▶ _WORK REQUEST_
Each line below that contains "chevron" should be counted. Give only the total.
--- SUPPLIED MATERIAL Enclosed Below ---
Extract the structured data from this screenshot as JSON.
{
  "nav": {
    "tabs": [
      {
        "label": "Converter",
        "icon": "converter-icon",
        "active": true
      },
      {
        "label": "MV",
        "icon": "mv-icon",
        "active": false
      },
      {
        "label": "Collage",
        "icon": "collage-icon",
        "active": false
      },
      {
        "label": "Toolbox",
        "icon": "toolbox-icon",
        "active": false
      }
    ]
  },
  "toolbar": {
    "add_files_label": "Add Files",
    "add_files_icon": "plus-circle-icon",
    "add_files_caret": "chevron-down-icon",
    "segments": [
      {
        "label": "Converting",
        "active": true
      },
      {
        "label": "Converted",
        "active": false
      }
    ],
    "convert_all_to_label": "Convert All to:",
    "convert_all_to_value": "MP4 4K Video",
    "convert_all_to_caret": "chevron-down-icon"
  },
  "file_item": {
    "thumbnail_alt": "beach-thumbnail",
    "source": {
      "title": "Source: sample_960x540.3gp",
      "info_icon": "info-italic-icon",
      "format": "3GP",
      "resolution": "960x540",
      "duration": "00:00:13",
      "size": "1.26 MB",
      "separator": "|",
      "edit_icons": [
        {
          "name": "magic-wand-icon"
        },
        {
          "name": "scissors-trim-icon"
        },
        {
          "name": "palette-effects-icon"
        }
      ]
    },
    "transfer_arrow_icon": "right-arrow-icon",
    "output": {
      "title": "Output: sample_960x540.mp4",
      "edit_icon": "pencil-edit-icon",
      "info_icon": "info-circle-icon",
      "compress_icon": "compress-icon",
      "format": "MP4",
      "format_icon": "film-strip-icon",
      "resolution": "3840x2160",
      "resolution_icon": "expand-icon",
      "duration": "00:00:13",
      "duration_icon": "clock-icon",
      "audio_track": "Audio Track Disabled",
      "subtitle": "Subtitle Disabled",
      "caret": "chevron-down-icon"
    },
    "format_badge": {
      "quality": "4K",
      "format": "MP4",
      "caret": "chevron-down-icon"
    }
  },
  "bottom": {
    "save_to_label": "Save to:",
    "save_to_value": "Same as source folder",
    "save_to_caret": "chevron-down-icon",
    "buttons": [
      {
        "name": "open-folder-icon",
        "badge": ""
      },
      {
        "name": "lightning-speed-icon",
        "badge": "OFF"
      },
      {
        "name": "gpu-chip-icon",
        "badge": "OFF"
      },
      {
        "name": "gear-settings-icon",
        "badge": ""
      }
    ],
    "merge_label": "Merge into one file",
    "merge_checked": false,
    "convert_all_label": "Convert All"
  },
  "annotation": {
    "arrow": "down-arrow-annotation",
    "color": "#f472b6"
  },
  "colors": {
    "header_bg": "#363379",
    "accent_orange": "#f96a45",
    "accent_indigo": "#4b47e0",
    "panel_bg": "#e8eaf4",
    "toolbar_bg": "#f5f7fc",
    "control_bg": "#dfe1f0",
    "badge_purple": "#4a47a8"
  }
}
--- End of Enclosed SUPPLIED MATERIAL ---
▶ _FINAL ANSWER_
5